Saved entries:
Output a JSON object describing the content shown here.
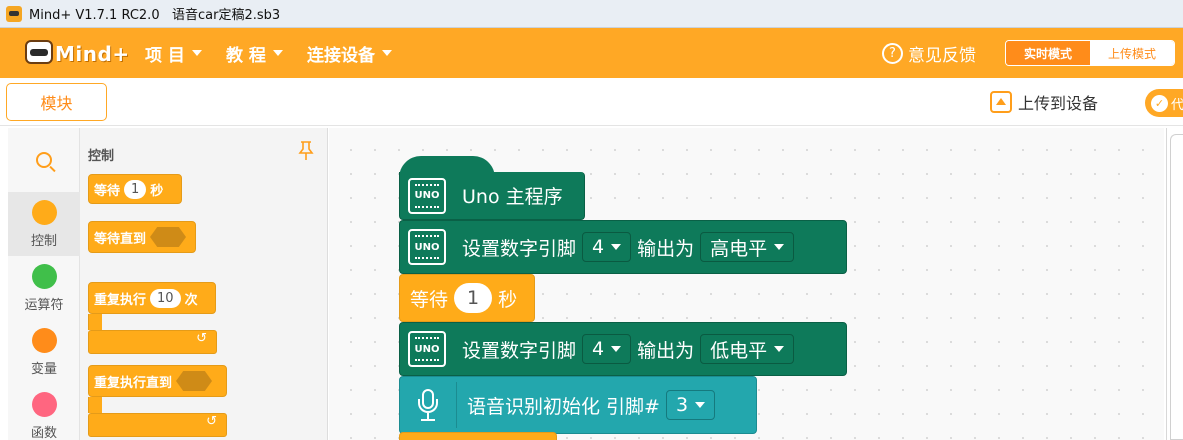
{
  "window": {
    "title": "Mind+ V1.7.1 RC2.0   语音car定稿2.sb3"
  },
  "menubar": {
    "logo_text": "Mind+",
    "menus": [
      {
        "label": "项 目"
      },
      {
        "label": "教 程"
      },
      {
        "label": "连接设备"
      }
    ],
    "feedback_label": "意见反馈",
    "mode_realtime": "实时模式",
    "mode_upload": "上传模式"
  },
  "toolbar": {
    "blocks_tab": "模块",
    "upload_label": "上传到设备",
    "code_label": "代"
  },
  "categories": [
    {
      "label": "控制",
      "color": "#ffab19",
      "selected": true
    },
    {
      "label": "运算符",
      "color": "#40bf4a",
      "selected": false
    },
    {
      "label": "变量",
      "color": "#ff8c1a",
      "selected": false
    },
    {
      "label": "函数",
      "color": "#ff6680",
      "selected": false
    }
  ],
  "flyout": {
    "section_label": "控制",
    "wait_block": {
      "prefix": "等待",
      "value": "1",
      "suffix": "秒"
    },
    "wait_until_block": {
      "label": "等待直到"
    },
    "repeat_block": {
      "prefix": "重复执行",
      "value": "10",
      "suffix": "次",
      "arrow": "↺"
    },
    "repeat_until_block": {
      "label": "重复执行直到",
      "arrow": "↺"
    }
  },
  "script": {
    "main_block": {
      "board": "UNO",
      "label": "Uno 主程序"
    },
    "set_pin_1": {
      "prefix": "设置数字引脚",
      "pin": "4",
      "mid": "输出为",
      "level": "高电平"
    },
    "wait": {
      "prefix": "等待",
      "value": "1",
      "suffix": "秒"
    },
    "set_pin_2": {
      "prefix": "设置数字引脚",
      "pin": "4",
      "mid": "输出为",
      "level": "低电平"
    },
    "voice_init": {
      "label": "语音识别初始化 引脚#",
      "pin": "3"
    }
  },
  "colors": {
    "brand_orange": "#ffa825",
    "block_green": "#0e7a5a",
    "block_teal": "#23a7ad",
    "control_orange": "#ffab19"
  }
}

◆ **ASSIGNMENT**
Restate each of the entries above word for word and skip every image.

◆ **SOLUTION FOR THIS EXERCISE**
Output a JSON object describing the content shown here.
{
  "window": {
    "title": "Mind+ V1.7.1 RC2.0   语音car定稿2.sb3"
  },
  "menubar": {
    "logo_text": "Mind+",
    "menus": [
      {
        "label": "项 目"
      },
      {
        "label": "教 程"
      },
      {
        "label": "连接设备"
      }
    ],
    "feedback_label": "意见反馈",
    "mode_realtime": "实时模式",
    "mode_upload": "上传模式"
  },
  "toolbar": {
    "blocks_tab": "模块",
    "upload_label": "上传到设备",
    "code_label": "代"
  },
  "categories": [
    {
      "label": "控制",
      "color": "#ffab19",
      "selected": true
    },
    {
      "label": "运算符",
      "color": "#40bf4a",
      "selected": false
    },
    {
      "label": "变量",
      "color": "#ff8c1a",
      "selected": false
    },
    {
      "label": "函数",
      "color": "#ff6680",
      "selected": false
    }
  ],
  "flyout": {
    "section_label": "控制",
    "wait_block": {
      "prefix": "等待",
      "value": "1",
      "suffix": "秒"
    },
    "wait_until_block": {
      "label": "等待直到"
    },
    "repeat_block": {
      "prefix": "重复执行",
      "value": "10",
      "suffix": "次",
      "arrow": "↺"
    },
    "repeat_until_block": {
      "label": "重复执行直到",
      "arrow": "↺"
    }
  },
  "script": {
    "main_block": {
      "board": "UNO",
      "label": "Uno 主程序"
    },
    "set_pin_1": {
      "prefix": "设置数字引脚",
      "pin": "4",
      "mid": "输出为",
      "level": "高电平"
    },
    "wait": {
      "prefix": "等待",
      "value": "1",
      "suffix": "秒"
    },
    "set_pin_2": {
      "prefix": "设置数字引脚",
      "pin": "4",
      "mid": "输出为",
      "level": "低电平"
    },
    "voice_init": {
      "label": "语音识别初始化 引脚#",
      "pin": "3"
    }
  },
  "colors": {
    "brand_orange": "#ffa825",
    "block_green": "#0e7a5a",
    "block_teal": "#23a7ad",
    "control_orange": "#ffab19"
  }
}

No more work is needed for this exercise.